Why the China-U.S. Trade Conflict Won’t Become a Currency War

The U.S. trade war with China reached a new phase on Aug. 5 after the U.S. labeled China a currency manipulator. That followed a surprise move by the Chinese government to let the yuan break through the long-standing 7-to-1 exchange rate for the first time in 11 years. Tensions eased slightly when China’s central bank fixed the exchange rate a bit higher than the lowest point the yuan hit, but global financial markets remained rattled.

Recent events in the trade dispute have been fast-moving. On Aug. 1 President Trump announced new tariffs on China – 10% on an additional $300 billion in goods — saying China had not bought large amounts of U.S. farm products as promised. Four days later, China devalued the yuan, and the U.S. currency manipulation charge followed. Then on Aug. 6, China said it may increase tariffs on U.S. farm products. But Wharton Dean Geoffrey Garrett explains why U.S.-China dispute is unlikely to become a full-on currency war, in this opinion piece.

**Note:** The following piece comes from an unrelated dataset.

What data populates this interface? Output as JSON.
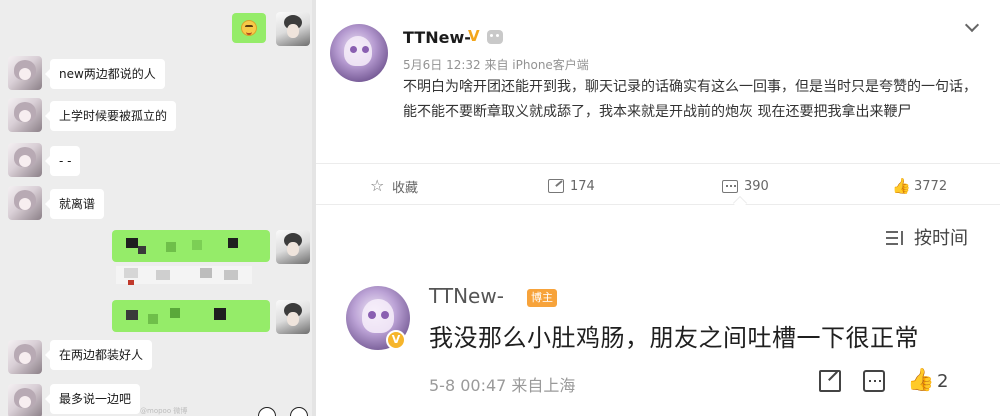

Global markets were spooked yesterday by the Chinese Renminbi crossing the psychologically important barrier of 7 RMB to the greenback—sparking speculation that the current trade war will metastasize into a currency war between the world’s two biggest economies. The fact that the Trump administration responded immediately by officially labeling China a “currency manipulator,” for the first time in 25 years, is only grist for the mill.

The logic is straightforward. A weaker Chinese currency cushions the blow to Chinese exports of American tariffs. But greater Chinese exports to America would increase America’s trade deficit within China, creating incentives for the Trump administration to retaliate with a tit-for-tat weakening of the dollar.

Despite this logic, there are three powerful reasons why the trade war won’t become a currency war. In increasing order of importance they are:

1. Donald Trump loves showing America’s strength—and to many, there is no better signal of strength than a strong U.S. dollar.

What’s more, when the global economy wobbles, investors turn to the U.S. dollar as a port in the storm. 

2. The Trump administration cannot unilaterally manipulate the dollar, even if it wants to.

This is true on multiple levels. The dollar floats on global foreign exchange markets without the capital controls that allow a country like China to manage the value of its currency. The single most direct way to weaken the currency is for the central bank to lower interest rates. In the U.S. that is the domain of the Federal Reserve. To Trump’s chagrin, the Fed remains independent of the White House, and its charter asks it to balance the risks of unemployment and inflation, not the exchange rate. And the Fed told the financial markets just last week not to expect further cuts to interest rates.

3. The Chinese government cannot afford the risk of an RMB in free fall.

All the charges by America in the past decade that China is a currency manipulator belie the fact that for more than a decade after 2005, the Chinese currency actually appreciated considerably against the U.S. dollar. This no doubt reduced China’s exports to America, but to China it was worth the price. The specter of mass capital flight has been an existential fear of the Chinese government since the Asian financial crisis in the late 1990s. China then saw the devastating effects of capital flight and vowed that it would never happen in China. With the slowdown of the Chinese economy giving itchy feet to holders of RMB, the last thing China’s government wants is to turn market nervousness into a full-on rush for the exits.

There is no doubt that allowing the RMB to cross 7:1 against the dollar was Xi Jinping’s shot-across-the-bow response to Trump’s threat of imposing tariffs on all Chinese imports on September 1. Just don’t expect the single shot to become an ongoing fusillade.

0 comentarios:

Publicar un comentario